One gusty spring evening in May 1861, on her first voyage of the season, the steamer left Kingston for the last time. Strong winds were out of the southwest as she cleared Nine Mile Point off the westerly end of Simcoe Island. The Comet altered course toward Timber Island under Captain Francis Paterson to give wide berth to three sailing ships on the horizon. An hour later, the Comet and the schooner “Exchange” collided when the Exchange attempted to run for safe harbor from the storm. Both ships attempted to stay close to help out the other but the wind took the schooner out of hailing distance. The Comet kept its steam engines running and, in an attempt to make shore, managed to travel to within 2 miles (3.2km) of Simcoe Island before the captain had crew and passengers abandon ship in lifeboats. Two crewmen were lost trying to bail out the large yawl which the Comet towed astern. The survivors were set safely ashore on Simcoe Island, while the Comet sank about 1.5 miles (2.4km) off the Island in about 90 ft (28m) of water.

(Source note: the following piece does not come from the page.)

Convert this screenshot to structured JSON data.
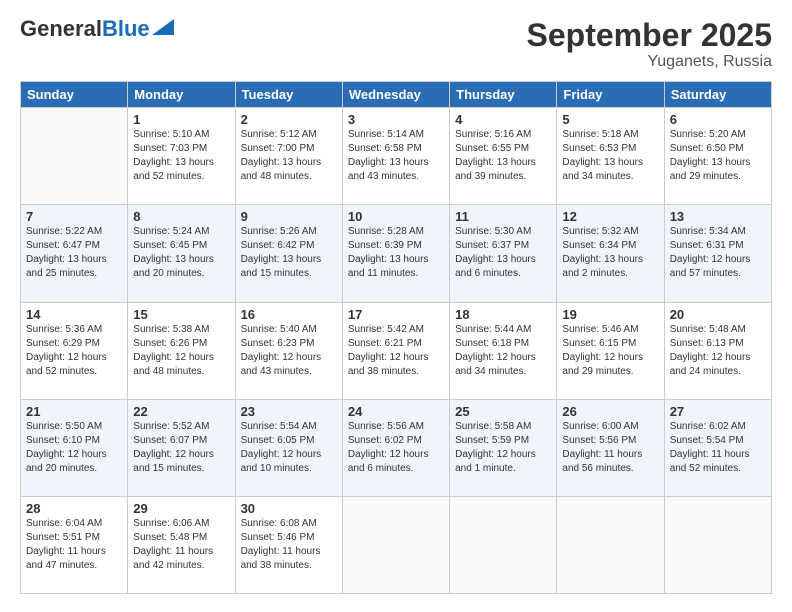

Divers Jim McCready and Dr. Robert McCaldon rediscovered the Comet, noted for her bad luck, on September 7, 1967. The two were hobby divers who had been looking for this particular wreck for the previous 10 years. Many artifacts were salvaged, including a brass door latch, a brass wine barrel spigot, silver spatulas, English ironstone pitchers, wash basins, cups, saucers, bowls and hand-blown glass goblets, some of which are in the Marine Museum of the Great Lakes. There was some discussion of raising the Comet but this never came to pass.

Between the Wheels [ Tom Rutledge
Between the Wheels [ Tom Rutledge
The Comet lies in 90 ft (28m) of water, with her paddlewheels still upright, though much of the top decking has collapsed. For those trained and experienced, penetration below deck is possible at the stern for a view of the boilers and the engines. Good buoyancy is important as silt can be stirred very quickly making it difficult for the next diver to see. There are also some plates and cups left on the decking, completing the underwater museum.

The Comet is a spectacular example of ships of her time and is a special favorite of divers who visit her. Of consideration to the recreational diver is time because of her depth. There is little current on her, and visibility is usually 20 to 50 ft (6-16m), with upwards of 80 ft (25m) in the spring and fall.

P Shea Drawing
P Shea Drawing